Exercise: Look through the entries for the string "comment" and copy every line where it shows up.

Provided material:
□ □ □ □ □
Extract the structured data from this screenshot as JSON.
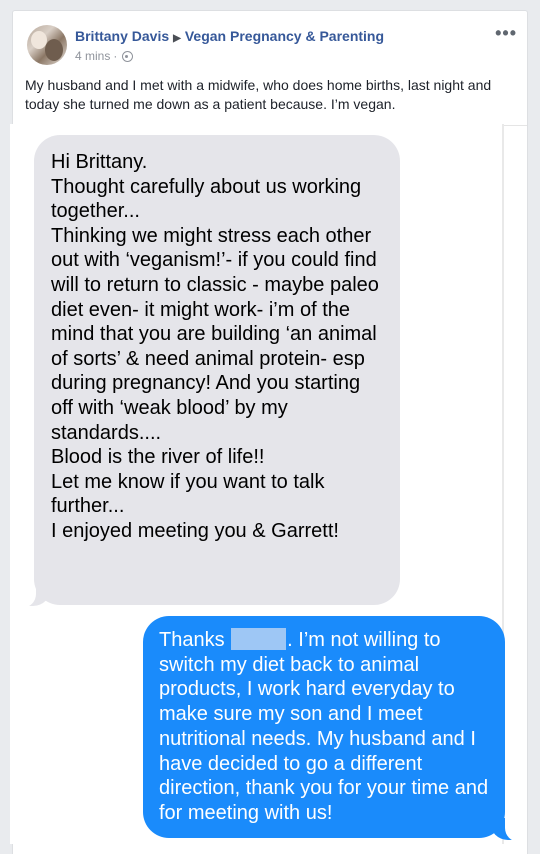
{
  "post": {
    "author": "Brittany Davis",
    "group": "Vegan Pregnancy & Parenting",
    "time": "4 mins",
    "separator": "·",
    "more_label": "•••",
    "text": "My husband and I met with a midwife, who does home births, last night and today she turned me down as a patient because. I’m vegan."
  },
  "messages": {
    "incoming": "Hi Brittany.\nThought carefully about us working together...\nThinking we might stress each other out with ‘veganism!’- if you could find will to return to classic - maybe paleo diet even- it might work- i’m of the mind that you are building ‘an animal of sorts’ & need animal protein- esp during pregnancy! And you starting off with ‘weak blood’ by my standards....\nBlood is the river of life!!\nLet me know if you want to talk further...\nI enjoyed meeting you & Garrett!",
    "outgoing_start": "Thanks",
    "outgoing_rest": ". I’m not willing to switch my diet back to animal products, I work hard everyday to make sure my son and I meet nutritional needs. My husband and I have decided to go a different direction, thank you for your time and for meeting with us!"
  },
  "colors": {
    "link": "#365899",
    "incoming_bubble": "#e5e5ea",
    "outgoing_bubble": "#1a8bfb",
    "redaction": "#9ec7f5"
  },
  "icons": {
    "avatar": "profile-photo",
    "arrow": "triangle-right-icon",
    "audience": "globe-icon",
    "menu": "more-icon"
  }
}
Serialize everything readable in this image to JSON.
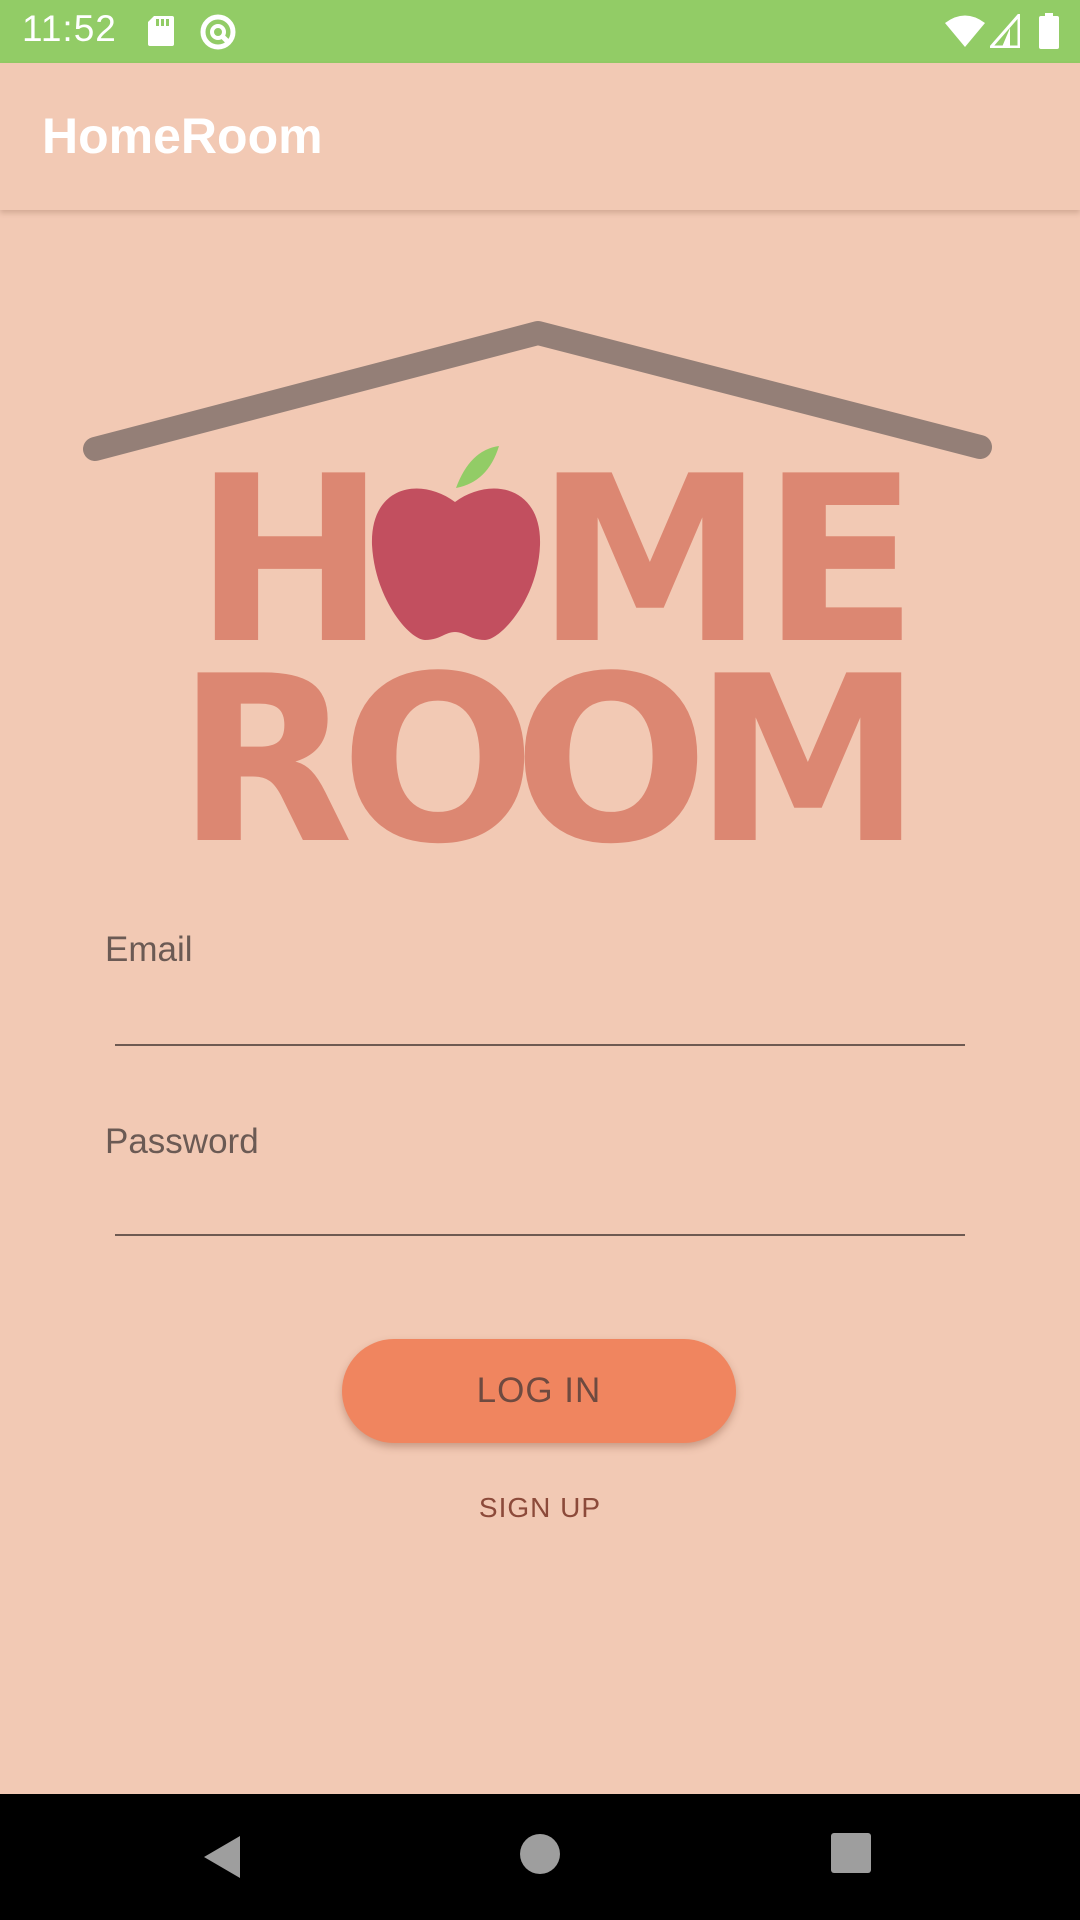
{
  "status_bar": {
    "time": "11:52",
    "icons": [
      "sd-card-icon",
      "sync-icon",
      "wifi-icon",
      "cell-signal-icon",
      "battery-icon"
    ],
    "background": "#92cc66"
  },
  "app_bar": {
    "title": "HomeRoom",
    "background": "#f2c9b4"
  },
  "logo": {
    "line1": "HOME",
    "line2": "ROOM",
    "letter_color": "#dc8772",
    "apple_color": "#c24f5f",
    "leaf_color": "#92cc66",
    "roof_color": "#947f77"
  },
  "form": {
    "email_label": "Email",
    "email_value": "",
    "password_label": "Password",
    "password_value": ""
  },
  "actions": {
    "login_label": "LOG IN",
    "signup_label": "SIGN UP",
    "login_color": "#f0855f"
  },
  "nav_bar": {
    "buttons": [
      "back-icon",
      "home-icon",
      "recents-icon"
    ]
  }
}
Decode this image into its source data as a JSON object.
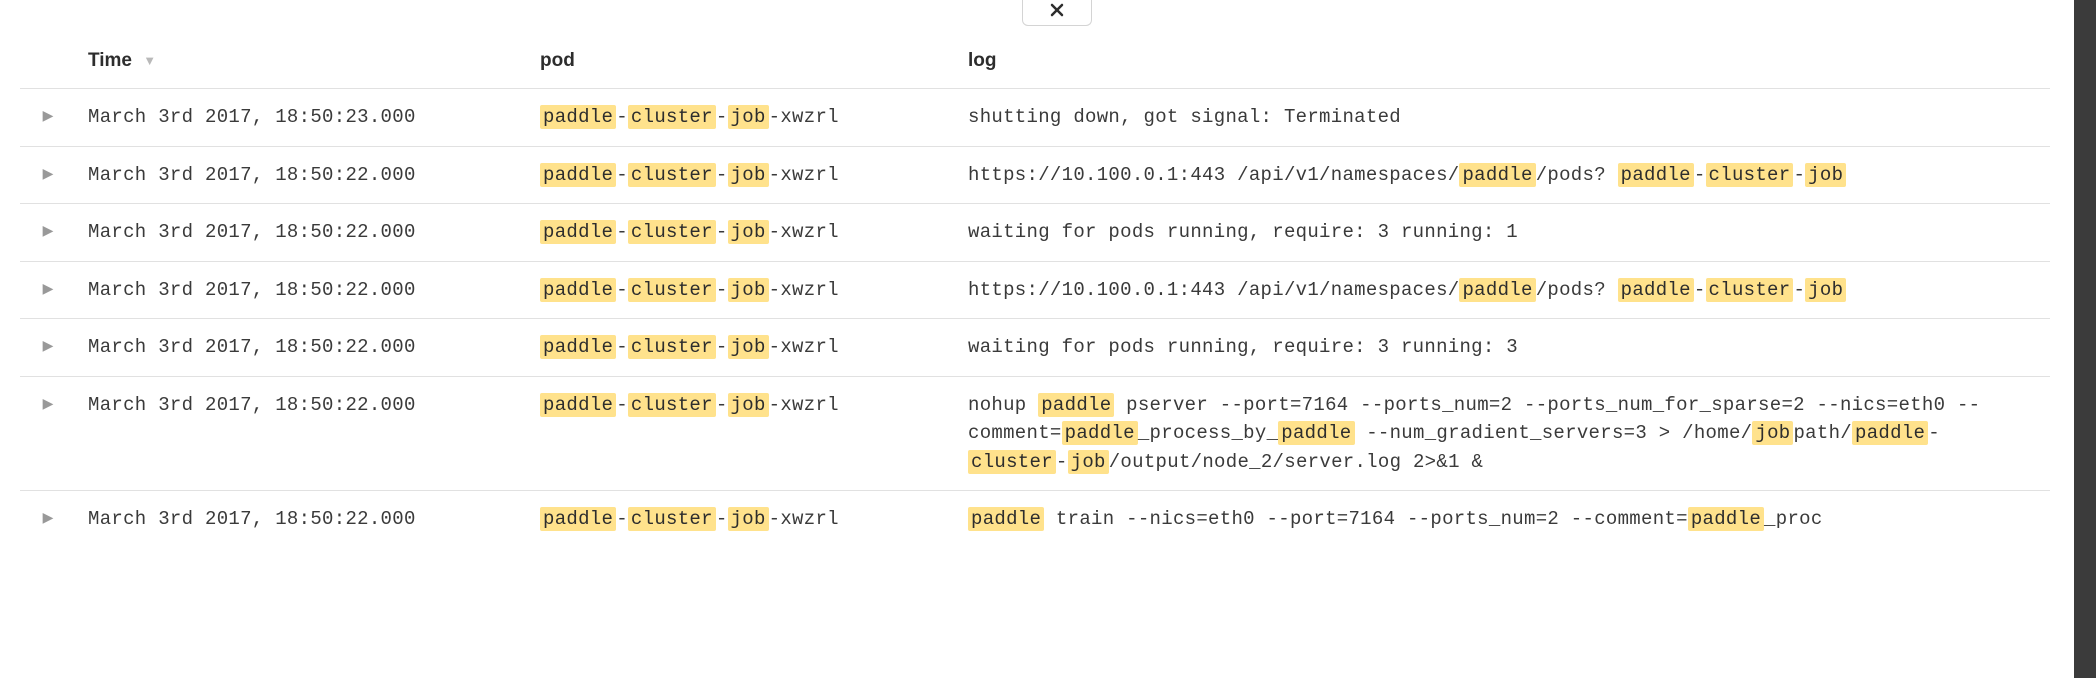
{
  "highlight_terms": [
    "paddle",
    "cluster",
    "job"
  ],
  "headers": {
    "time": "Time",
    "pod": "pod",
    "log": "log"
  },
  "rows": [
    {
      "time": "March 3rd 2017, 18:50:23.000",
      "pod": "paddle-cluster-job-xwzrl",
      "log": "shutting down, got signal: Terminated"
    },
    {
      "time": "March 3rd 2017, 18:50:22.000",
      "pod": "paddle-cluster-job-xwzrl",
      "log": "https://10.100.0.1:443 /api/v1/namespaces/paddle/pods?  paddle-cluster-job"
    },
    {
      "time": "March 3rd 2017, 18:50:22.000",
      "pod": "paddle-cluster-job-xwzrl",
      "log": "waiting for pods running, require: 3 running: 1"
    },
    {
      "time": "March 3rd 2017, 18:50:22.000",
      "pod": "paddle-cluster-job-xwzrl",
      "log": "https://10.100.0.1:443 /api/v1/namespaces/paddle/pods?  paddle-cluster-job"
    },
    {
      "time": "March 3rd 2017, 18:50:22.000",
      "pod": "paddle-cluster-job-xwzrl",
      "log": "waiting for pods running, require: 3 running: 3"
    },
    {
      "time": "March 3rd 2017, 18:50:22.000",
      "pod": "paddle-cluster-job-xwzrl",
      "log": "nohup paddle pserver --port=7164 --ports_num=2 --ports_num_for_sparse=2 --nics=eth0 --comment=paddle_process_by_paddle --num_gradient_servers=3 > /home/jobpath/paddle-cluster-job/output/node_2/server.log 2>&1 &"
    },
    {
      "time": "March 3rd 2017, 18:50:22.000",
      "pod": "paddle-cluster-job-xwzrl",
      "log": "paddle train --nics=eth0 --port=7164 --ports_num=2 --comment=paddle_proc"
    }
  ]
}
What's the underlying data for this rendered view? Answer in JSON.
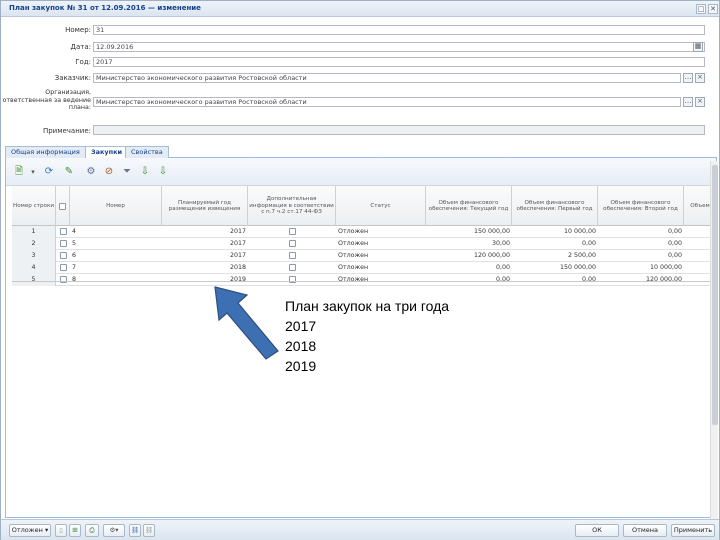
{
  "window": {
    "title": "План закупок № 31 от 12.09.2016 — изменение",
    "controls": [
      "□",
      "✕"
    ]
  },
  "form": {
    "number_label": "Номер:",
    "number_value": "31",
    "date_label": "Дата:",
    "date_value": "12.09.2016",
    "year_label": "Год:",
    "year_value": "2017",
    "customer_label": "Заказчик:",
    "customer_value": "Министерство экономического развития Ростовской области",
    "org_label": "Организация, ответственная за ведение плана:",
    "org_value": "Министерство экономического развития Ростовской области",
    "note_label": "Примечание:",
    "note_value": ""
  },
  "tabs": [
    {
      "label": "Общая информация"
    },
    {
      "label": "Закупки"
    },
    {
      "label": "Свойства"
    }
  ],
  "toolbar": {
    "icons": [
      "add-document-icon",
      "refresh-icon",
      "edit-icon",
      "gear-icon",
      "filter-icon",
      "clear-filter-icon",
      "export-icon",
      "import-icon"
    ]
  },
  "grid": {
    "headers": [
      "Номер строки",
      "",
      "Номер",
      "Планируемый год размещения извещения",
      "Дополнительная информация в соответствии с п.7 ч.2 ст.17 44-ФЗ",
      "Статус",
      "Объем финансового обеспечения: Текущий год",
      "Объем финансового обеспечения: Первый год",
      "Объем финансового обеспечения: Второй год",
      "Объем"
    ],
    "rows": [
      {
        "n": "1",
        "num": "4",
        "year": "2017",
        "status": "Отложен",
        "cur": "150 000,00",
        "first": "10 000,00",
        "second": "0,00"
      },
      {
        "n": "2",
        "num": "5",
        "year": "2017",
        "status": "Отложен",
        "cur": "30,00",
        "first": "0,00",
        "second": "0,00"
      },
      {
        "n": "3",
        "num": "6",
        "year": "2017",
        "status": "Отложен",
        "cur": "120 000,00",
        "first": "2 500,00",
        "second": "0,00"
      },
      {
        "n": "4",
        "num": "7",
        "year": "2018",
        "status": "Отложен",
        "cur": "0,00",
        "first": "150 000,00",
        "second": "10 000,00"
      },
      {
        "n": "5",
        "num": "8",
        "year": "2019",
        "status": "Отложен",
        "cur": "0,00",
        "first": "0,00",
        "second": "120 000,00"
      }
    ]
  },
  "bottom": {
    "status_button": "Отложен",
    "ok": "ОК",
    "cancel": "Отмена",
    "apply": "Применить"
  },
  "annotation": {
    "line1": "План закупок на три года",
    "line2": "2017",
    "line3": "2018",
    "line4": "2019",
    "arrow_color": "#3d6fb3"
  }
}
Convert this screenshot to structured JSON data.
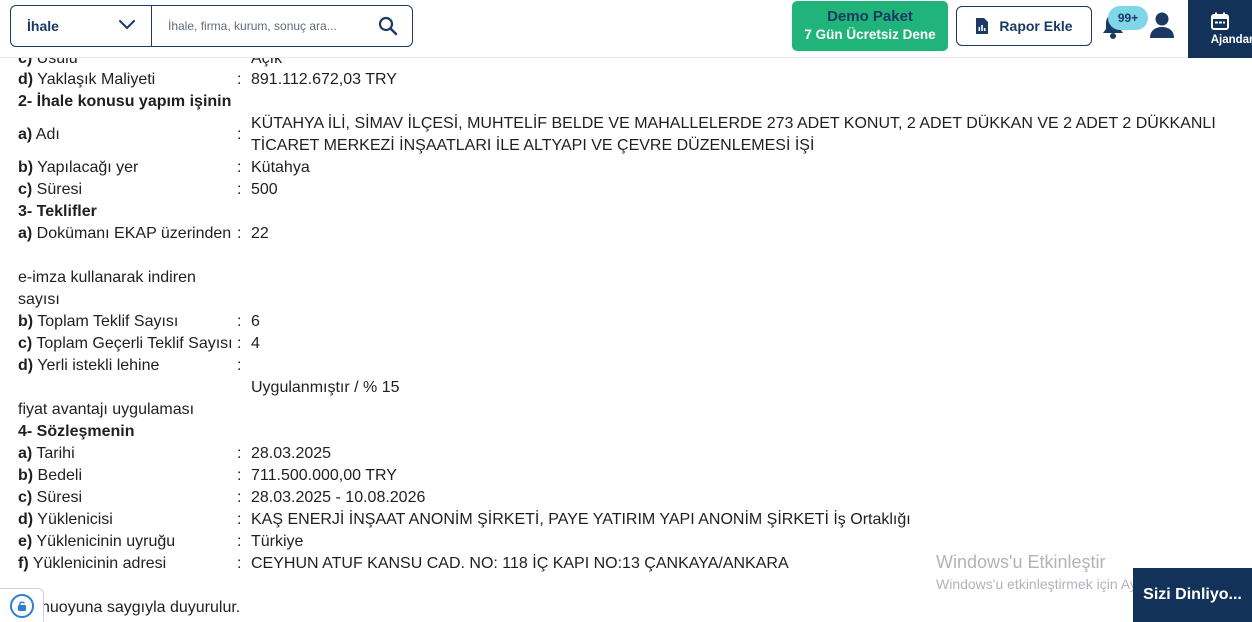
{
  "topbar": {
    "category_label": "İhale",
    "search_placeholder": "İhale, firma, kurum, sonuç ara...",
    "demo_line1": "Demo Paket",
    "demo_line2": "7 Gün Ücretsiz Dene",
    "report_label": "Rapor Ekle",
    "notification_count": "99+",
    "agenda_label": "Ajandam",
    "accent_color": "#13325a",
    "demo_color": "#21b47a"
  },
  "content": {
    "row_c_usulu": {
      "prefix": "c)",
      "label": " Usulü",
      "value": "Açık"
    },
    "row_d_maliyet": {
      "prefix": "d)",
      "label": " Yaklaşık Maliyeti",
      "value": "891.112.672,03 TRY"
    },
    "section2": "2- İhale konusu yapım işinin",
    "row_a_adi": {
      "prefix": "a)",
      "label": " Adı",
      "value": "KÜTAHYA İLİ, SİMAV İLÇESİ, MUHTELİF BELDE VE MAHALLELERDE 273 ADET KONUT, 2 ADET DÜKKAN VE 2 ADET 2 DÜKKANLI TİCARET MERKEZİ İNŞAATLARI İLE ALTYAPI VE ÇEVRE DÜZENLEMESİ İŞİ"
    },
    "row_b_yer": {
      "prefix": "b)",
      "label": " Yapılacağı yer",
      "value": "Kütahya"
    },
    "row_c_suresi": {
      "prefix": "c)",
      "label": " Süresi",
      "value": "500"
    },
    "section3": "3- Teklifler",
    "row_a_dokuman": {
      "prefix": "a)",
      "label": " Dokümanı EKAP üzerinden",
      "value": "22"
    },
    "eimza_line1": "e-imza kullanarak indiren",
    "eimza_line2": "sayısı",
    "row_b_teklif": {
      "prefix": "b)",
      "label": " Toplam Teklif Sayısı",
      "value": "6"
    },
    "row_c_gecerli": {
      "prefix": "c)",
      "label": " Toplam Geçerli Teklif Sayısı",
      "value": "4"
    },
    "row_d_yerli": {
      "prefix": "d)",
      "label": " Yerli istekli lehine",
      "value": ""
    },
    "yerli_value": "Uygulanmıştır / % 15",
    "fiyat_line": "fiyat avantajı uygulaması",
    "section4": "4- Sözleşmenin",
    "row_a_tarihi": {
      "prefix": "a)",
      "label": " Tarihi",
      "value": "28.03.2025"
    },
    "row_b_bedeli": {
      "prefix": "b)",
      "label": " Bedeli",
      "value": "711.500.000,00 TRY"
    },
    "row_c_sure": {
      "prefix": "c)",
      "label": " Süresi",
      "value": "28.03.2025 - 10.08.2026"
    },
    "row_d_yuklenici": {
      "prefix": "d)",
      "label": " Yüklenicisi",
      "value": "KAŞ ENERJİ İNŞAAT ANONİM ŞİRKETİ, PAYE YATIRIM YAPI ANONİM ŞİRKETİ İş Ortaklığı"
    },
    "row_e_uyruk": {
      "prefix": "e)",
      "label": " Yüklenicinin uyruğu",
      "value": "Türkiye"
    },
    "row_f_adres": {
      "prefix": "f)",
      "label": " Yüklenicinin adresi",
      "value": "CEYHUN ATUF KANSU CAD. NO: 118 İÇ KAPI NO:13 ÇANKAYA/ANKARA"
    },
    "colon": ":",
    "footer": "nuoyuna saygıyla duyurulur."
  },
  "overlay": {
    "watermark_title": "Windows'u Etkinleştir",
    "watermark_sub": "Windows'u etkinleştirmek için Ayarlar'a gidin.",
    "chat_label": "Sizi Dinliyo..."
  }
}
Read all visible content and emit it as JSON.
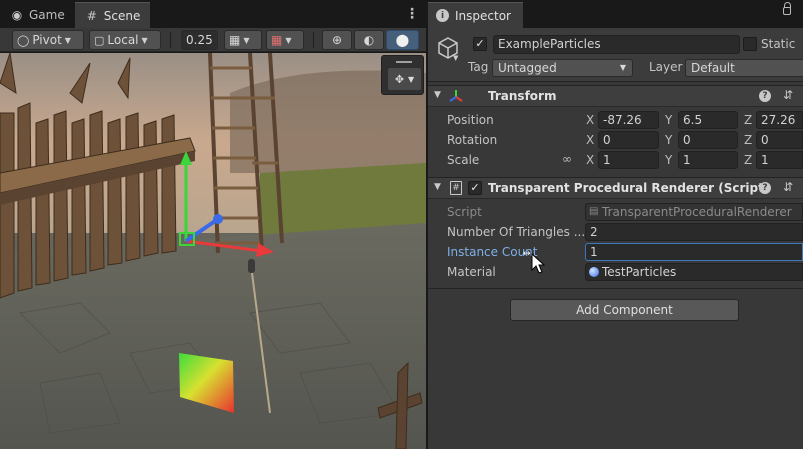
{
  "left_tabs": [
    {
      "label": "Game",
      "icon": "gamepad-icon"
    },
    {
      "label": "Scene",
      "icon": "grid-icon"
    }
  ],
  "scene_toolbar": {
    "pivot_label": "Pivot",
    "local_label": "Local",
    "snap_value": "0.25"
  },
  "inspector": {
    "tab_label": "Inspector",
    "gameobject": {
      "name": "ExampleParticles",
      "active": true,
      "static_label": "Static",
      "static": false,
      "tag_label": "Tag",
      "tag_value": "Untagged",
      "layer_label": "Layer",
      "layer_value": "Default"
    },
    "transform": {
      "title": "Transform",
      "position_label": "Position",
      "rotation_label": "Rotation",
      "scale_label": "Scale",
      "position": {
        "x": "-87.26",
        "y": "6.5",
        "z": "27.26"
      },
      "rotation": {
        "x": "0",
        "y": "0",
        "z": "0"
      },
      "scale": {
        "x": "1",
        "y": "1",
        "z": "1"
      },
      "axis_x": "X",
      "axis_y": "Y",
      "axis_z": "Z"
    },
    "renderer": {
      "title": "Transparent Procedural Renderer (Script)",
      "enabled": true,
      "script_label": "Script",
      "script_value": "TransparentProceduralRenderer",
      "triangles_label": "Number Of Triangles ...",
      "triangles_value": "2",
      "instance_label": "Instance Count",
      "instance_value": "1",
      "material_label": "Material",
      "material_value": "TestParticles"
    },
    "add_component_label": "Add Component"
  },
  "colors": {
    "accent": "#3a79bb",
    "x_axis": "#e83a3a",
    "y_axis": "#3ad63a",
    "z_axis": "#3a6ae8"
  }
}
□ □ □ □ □
Expected answer:
      "log": "nohup paddle pserver --port=7164 --ports_num=2 --ports_num_for_sparse=2 --nics=eth0 --comment=paddle_process_by_paddle --num_gradient_servers=3 > /home/jobpath/paddle-cluster-job/output/node_2/server.log 2>&1 &"
      "log": "paddle train --nics=eth0 --port=7164 --ports_num=2 --comment=paddle_proc"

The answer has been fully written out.